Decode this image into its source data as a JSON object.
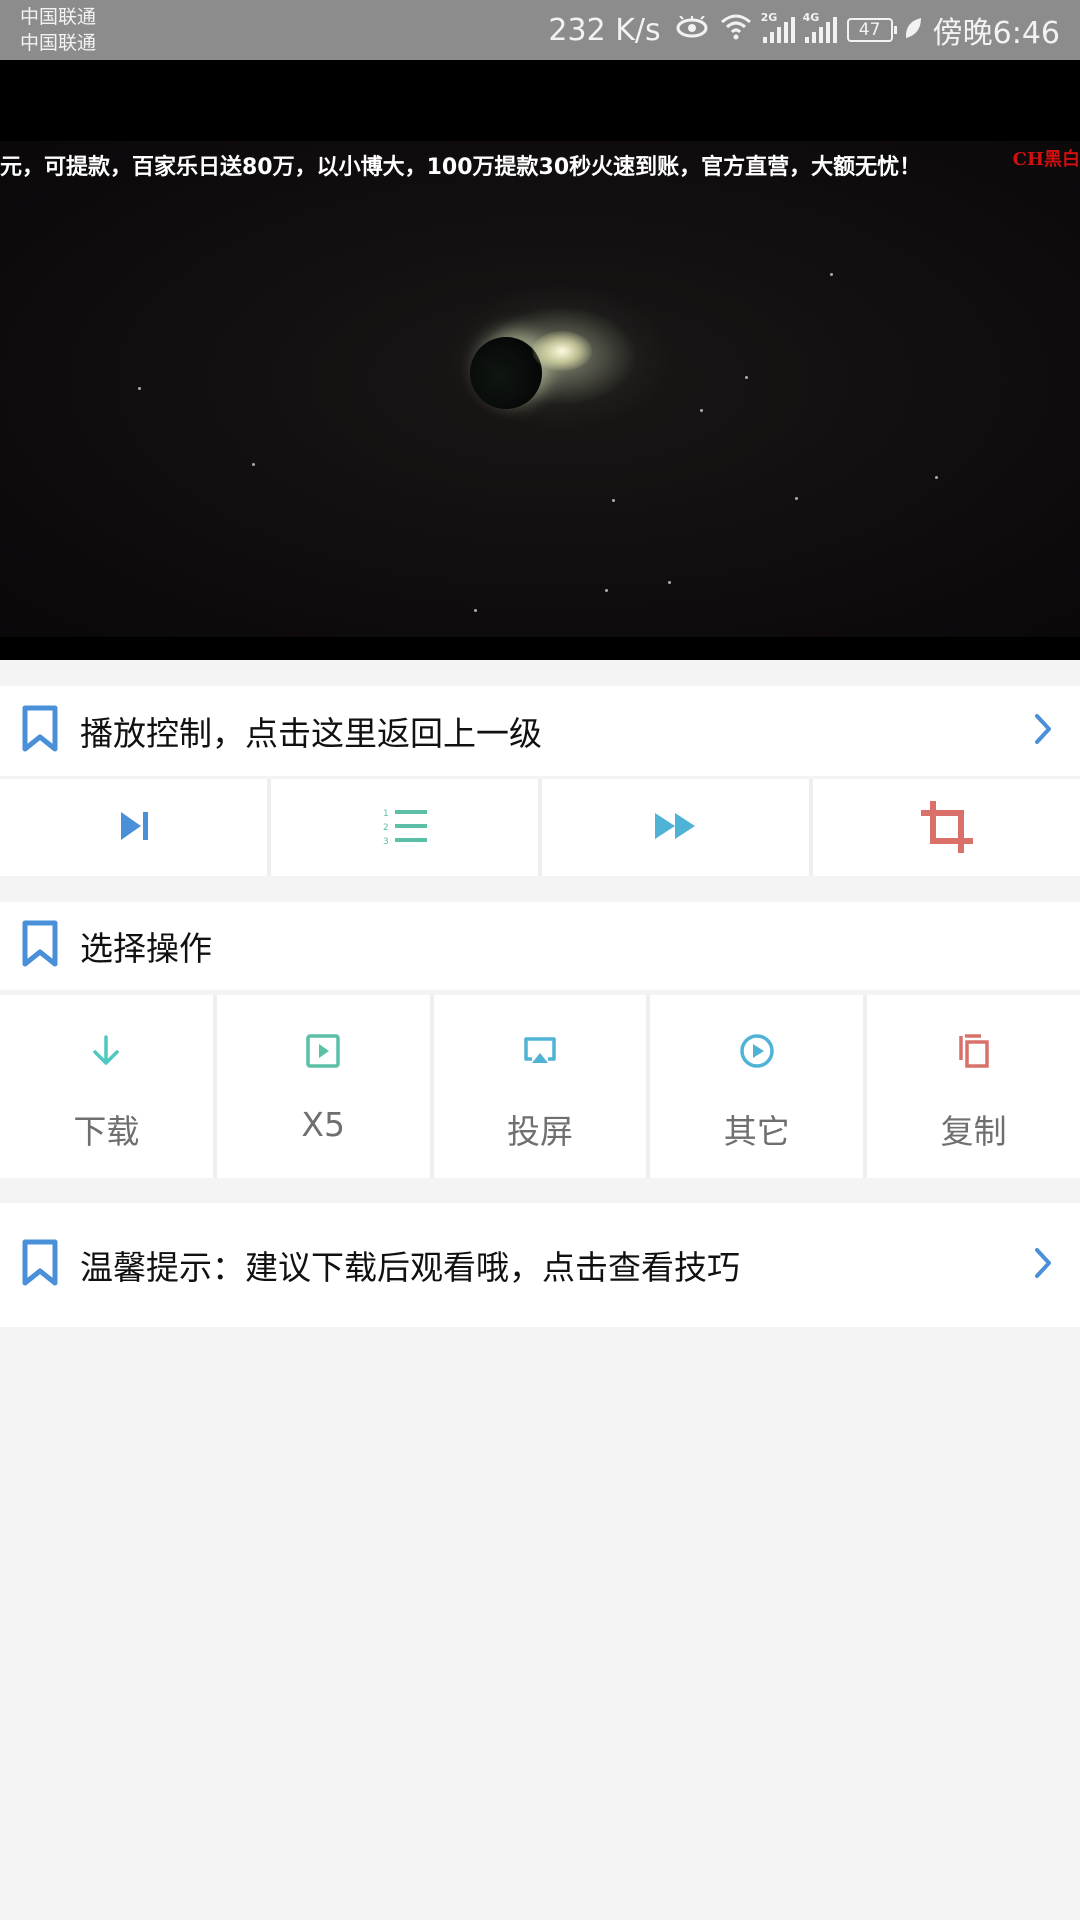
{
  "status_bar": {
    "carrier1": "中国联通",
    "carrier2": "中国联通",
    "network_speed": "232 K/s",
    "sig1_tag": "2G",
    "sig2_tag": "4G",
    "battery": "47",
    "time": "傍晚6:46"
  },
  "video": {
    "marquee": "元，可提款，百家乐日送80万，以小博大，100万提款30秒火速到账，官方直营，大额无忧！",
    "watermark": "CH黑白"
  },
  "playback_control": {
    "title": "播放控制，点击这里返回上一级",
    "buttons": [
      {
        "icon": "skip-next-icon",
        "color": "#4a90d9"
      },
      {
        "icon": "playlist-icon",
        "color": "#5cc0a8"
      },
      {
        "icon": "fast-forward-icon",
        "color": "#4fb3d6"
      },
      {
        "icon": "crop-icon",
        "color": "#d9706a"
      }
    ]
  },
  "select_operation": {
    "title": "选择操作",
    "items": [
      {
        "label": "下载",
        "icon": "download-icon",
        "color": "#4fc9c0"
      },
      {
        "label": "X5",
        "icon": "play-square-icon",
        "color": "#5cc0a8"
      },
      {
        "label": "投屏",
        "icon": "cast-icon",
        "color": "#4fb3d6"
      },
      {
        "label": "其它",
        "icon": "play-circle-icon",
        "color": "#4fb3d6"
      },
      {
        "label": "复制",
        "icon": "copy-icon",
        "color": "#d9706a"
      }
    ]
  },
  "tip": {
    "title": "温馨提示：建议下载后观看哦，点击查看技巧"
  },
  "colors": {
    "accent": "#4a90d9",
    "background": "#f4f4f4"
  }
}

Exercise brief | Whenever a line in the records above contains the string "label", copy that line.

Task output |
        "label": "下载",
        "label": "X5",
        "label": "投屏",
        "label": "其它",
        "label": "复制",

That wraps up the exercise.